However, parents can also play a positive role in keeping learning levels up. By introducing learning into holiday activities, and making sure it remains fun, parents can ensure children get the break from school they need without falling behind. Here are eight simple, fun ways to help your child's learning.
1. Start off by getting advice from teachers
A simple call to your child's teacher is a fantastic place to start - there's no-one who knows what they could be working on better. Most teachers will be delighted to give you some materials from work books, access to online materials, or parent-child participation ideas.
It also lets you shows that you want to be involved in your child's learning and sets a precedent for the year to come.
2. Learning from holidays
Before going away on holiday, why not get your child to help with the planning?
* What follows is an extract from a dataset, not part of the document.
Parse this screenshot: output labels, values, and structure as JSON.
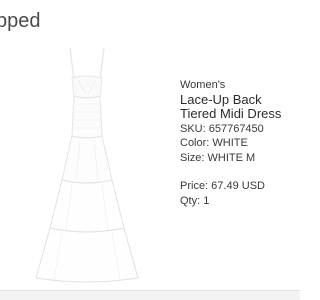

How are you going to get there? Car? Use Google Maps to work out the route. Train? How much will it cost? Book tickets online for cheaper tickets, and compare prices with times to make a judgement on the best fit. Will you need supplies for the journey? Organise the shopping list for the supermarket.
Where are you staying - can they compare prices online? How far in advance do you need to book? What paperwork is needed when you get there?
On arrival, the potential for historical learning is clear - using the internet, or a guide book, what are the top 10 things to do and why?
It's an excellent way to encourage children to learn to take responsibility - and it might lead to an adventure or two!
3. Put together a summer blog
Setting up a blog is a great way to document the work put into planning a holiday. Once there, why not get your child to write a quick paragraph summarising activities within the day?
Better still, get them taking photos and then comment on the photographs. If they are writing, give them a word of the day to incorporate into their write ups,
Get creative - the possibilities are endless. They could create their own website about a certain place, or a photo story where they scroll through the photos and record themselves talking over them?
4. Learning through cooking
Cooking with your kids not only helps them learn an important life skill, it's also a fun way to develop organisational, cooperation and even maths skills.
Start by asking your child to pick a recipe or find one based on the ingredients you have in the house.
They can search the web, and read the comments left about each recipe. Which one are they going to use and why? Are they following it exactly or making any changes of their own and why?
If you don't have all of the ingredients - they can create a shopping list, and help order. Can they help with an online shop? How much of each item do you need?
Then...use the recipe and do the cooking together!
5. Introduce them to learning games
Learning through games makes it fun, and unlocks a gentle competitive spirit. Many schools now have access to hundreds of games, which pupils can play as they undertake activities across the curriculum.
As your child improves, they stand a better chance of beating their friends on leaderboards. This allows you to see where they need support, and help develop their self-esteem by inputting into their learning.
6. Take advantage of engaging online resources
A great example of this is the Khan Academy, which provides free video-based resources.
Why not set some incentives - if they spend 30 minutes using these resources, they get to do something of their choice in return.
7. Set aside quiet time for reading, but also watching
As a parent, do you know a good book so you can get your child to read it and then you can ask questions about it, especially where the child would have to express and opinion?
And in today's digital world, don't limit it to books - why not pick a topic, and see what videos are there on YouTube to help learn about it?
8. Undertake sporting activity
Finally, don't forget physical activity. Most schools put on summer events - but simply being around friends, playing, talking, even competing all have benefits.
The summer break is ultimately about getting outside and having fun - so make sure your kids do so!
Michael Wilkinson is Product Director at Frog Education.Suggest a correction